The Commission uses the term ‘social enterprise’ to cover the following types of business

  • Those for who the social or societal objective of the common good is the reason for the commercial activity, often in the form of a high level of social innovation
  • Those whose profits are mainly reinvested to achieve this social objective
  • Those where the method of organisation or the ownership system reflects the enterprise’s mission, using democratic or participatory principles or focusing on social justice

There is no single legal form for social enterprises. Many social enterprises operate in the form of social cooperativesSearch for available translations of the preceding linkEN•••, some are registered as private companies limited by guarantee, some are mutual, and a lot of them are non-profit-distributing organisations like provident societies, associations, voluntary organisations, charities or foundations.

Despite their diversity, social enterprises mainly operate in the following 4 fields

  • Work integration – training and integration of people with disabilities and unemployed people
  • Personal social services – health, well-being and medical care, professional training, education, health services, childcare services, services for elderly people, or aid for disadvantaged people
  • Local development of disadvantaged areas – social enterprises in remote rural areas, neighbourhood development/rehabilitation schemes in urban areas, development aid and development cooperation with third countries
  • Other – including recycling, environmental protection, sports, arts, culture or historical preservation, science, research and innovation, consumer protection and amateur sports.

The social business initiative

The social business initiative (SBI), launched in 2011, aims to introduce a short-term action plan to support the development of social enterprises, key stakeholders in the social economy and social innovation. It also aims to prompt a debate on the avenues to be explored in the medium/long term. There are 11 priority measures, organised around 3 themes:

Initiated by the SBI, the Commission and the expert group on social entrepreneurship, established a 5 pillar strategy aimed at increased access to funding, access to markets, improved framework conditions, foster social innovation and continue to work on internationalisation. See more on the implementation of the 5 pillar strategy.

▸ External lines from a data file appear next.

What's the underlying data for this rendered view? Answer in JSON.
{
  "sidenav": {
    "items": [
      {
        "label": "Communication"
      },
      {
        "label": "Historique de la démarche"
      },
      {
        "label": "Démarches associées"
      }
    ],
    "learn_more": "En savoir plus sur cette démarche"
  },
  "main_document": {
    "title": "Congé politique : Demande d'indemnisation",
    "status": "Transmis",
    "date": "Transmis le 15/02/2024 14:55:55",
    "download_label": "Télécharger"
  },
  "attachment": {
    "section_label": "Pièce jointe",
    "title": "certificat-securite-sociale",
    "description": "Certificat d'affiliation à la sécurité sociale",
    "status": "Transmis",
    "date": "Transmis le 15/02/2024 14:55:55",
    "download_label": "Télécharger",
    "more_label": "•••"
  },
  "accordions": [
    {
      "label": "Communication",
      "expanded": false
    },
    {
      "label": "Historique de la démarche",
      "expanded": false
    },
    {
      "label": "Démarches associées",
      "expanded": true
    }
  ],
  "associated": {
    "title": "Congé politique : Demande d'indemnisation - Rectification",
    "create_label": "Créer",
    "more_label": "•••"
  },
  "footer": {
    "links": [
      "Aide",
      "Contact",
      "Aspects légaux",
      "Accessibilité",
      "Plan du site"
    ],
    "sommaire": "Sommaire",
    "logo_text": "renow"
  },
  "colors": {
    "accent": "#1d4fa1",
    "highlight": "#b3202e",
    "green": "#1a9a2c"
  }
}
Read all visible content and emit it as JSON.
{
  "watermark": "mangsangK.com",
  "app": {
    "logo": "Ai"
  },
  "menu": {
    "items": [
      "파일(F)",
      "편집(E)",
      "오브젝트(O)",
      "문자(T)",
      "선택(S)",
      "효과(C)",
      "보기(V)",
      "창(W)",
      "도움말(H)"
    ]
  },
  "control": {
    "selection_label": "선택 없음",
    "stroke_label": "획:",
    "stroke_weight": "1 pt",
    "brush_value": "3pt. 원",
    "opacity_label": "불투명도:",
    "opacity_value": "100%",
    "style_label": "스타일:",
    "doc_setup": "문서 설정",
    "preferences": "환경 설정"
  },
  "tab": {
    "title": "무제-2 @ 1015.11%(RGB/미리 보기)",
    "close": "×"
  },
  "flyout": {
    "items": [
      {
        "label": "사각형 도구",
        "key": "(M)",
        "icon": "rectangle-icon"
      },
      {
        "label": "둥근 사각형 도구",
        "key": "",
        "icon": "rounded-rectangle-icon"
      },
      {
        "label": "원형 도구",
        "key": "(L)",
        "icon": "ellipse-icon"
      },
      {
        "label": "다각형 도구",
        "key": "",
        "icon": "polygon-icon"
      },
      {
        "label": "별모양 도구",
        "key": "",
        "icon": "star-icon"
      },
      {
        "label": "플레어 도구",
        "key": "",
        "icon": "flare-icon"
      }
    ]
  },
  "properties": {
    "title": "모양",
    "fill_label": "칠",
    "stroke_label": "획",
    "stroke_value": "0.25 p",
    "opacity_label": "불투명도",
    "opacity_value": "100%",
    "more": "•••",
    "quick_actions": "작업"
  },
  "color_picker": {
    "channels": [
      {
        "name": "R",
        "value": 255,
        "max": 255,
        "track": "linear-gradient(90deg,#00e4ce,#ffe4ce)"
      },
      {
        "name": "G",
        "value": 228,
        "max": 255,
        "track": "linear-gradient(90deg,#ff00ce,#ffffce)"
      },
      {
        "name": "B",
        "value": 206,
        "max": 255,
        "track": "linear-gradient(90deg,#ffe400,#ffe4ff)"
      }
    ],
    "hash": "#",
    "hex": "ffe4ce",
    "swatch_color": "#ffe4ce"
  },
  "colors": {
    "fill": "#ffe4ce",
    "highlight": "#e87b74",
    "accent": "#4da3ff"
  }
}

More information is available HERE.



This publication has been prepared within INDIGISE project. The content of this publication is the sole responsibility of the project coordinator and may not always reflect the views of the European Commission or the National Agency.